Zim’s Venture into Family Genealogy
I was invited to attend a Daughters of the American Revolution meeting after being introduced to a “daughter” at a wedding a few months ago. Having dabbled in family history, I thought it would be interesting to attempt to trace my lineage. At this point, what’s another hobby! As most of you History By Zim followers probably know by now, my ideas of “hobbies” are the equivalent of snowballs rolling down a mountain – it can easily get out of hand! Heck this website was a “hobby” until I decided to add new content every day, expand the categories and branch out into social media (three social platforms to be exact, because obviously only one would not suffice). History By Zim has turn into a part-time job – albeit an extremely fun and satisfying job – but no longer a hobby sort of job.
I digress. My sister decided it was vital for us (aka me) to sign up for various genealogy websites. Might as well use the endless barrel of information that is the internet to our advantage, she thought. We decided to start with the family branch we know dates back to the Revolution in case we apply to the Daughters of the American Revolution.
On certain websites it can be very easy to trace various family lines if they go back far enough. I knew the end of the line (me) and I knew the beginning, my 10th Great Grandfather who came to the Colony of Virginia from England around 1650. It was linking the middle that would determine whether or not my laptop gets thrown against the wall in frustration.
On October 27, 1674 Nathaniel Bacon signed a promissory note to landowner Thomas Ballard, my 10th Great-Grandfather. Bacon, a recent arrival from England, agreed to pay Ballard 500 pounds sterling over the course of two years for a plantation. Two years later, Bacon would lead the Bacon’s Rebellion, the first rebellion in the American colonies in which discontented colonists initiated. Bacon and his rebels kidnapped my 10th Great Grandmother Anne, Thomas’ wife, and other wives of the Governor’s highest officials. Photo Credit: Library of Virginia/Encyclopedia Virginia

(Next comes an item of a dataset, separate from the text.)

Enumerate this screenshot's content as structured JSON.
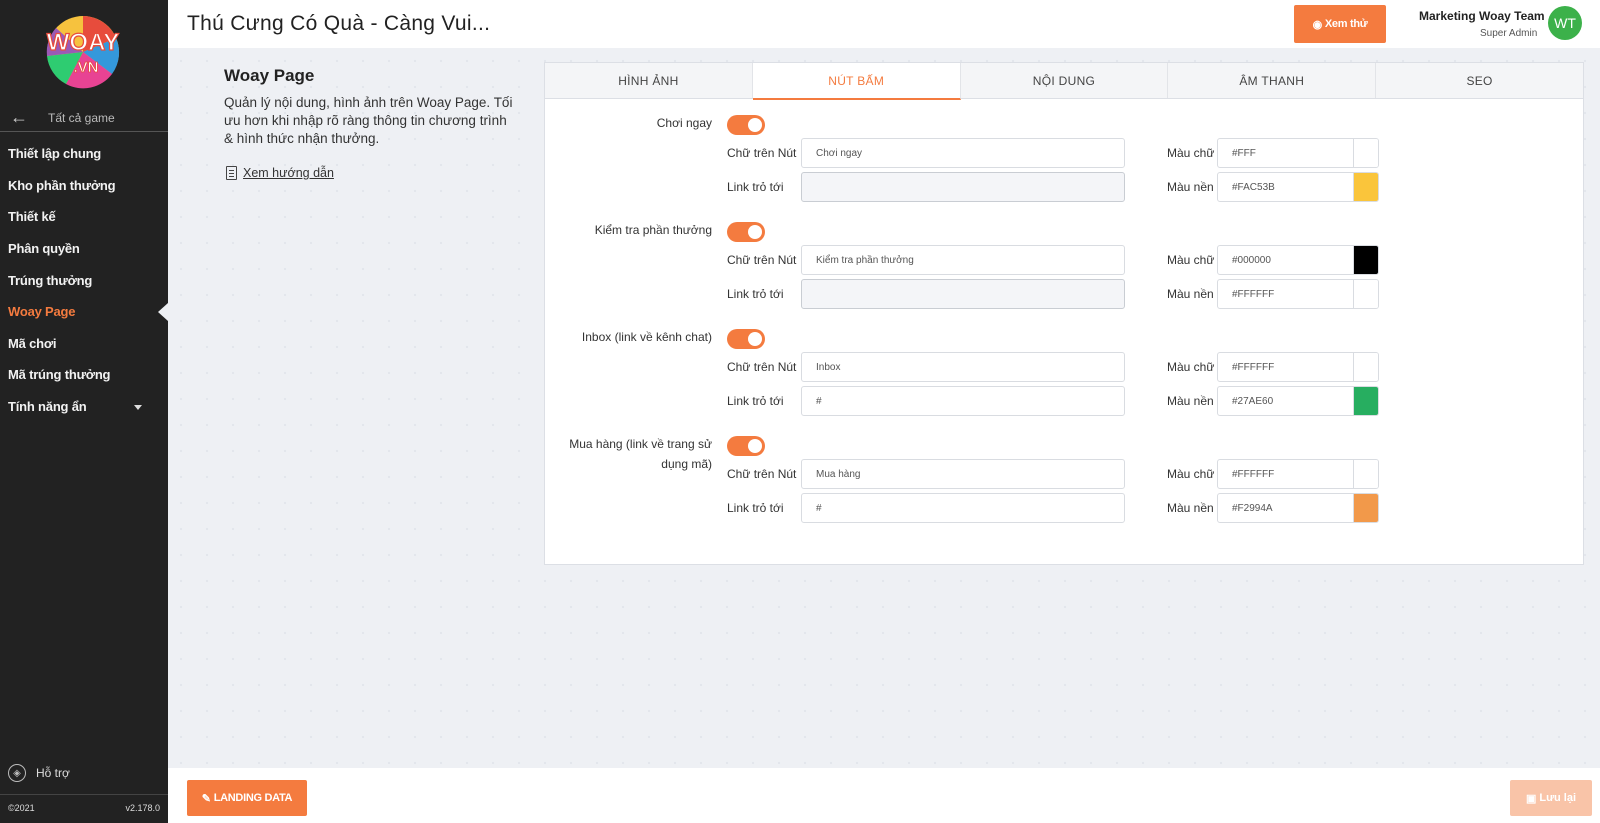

Luckily, or so I first thought, there were other website members with family trees that connected to my colonial ancestor. A few clicks of the mouse and a whole morning and mid-afternoon later my tree was just about complete. Then it hit me. As a historian, whose education taught the importance of tedious attention to detail, it seemed too easy. I carefully began to dissect the tree.
With a moan and a groan later I realized I had one James too many. Somewhere in my genealogy-induced haze and a speedy fast finger, I added an additional James to my family tree. Not only that, but the added James is stuck between two other James’ and now I don’t know which James is which! I know that one James is supposed to be James Sr. and the other James Jr. but which James is the Sr. and which is the Jr. and which is the entirely wrong James??! Oh the horror of the headache this “James Calamity” – as it will forever be known in history – has caused me!
Looking back, I should have known earlier that the easiness was a bit suspect. While these family tree websites seem like a great idea and promise you a quick and easy ancestry tree, they have to be used with discretion. You can’t completely rely on other related family trees no matter how correct they seem. While I am not going to press the delete button on my “one James too many” tree just yet, because I know some of it to be true, instead I am going to use it as a flexible outline for the future. A future that will involve dusty archives, muddy graveyards, misspelled names and a few laptops against the wall. In the sake of finding out the history and lives of my ancestors that future is worth the time and sacrifice…whether my bank account agrees is a separate issue.
If any of you genealogists out there have any tips or advice, please let me know!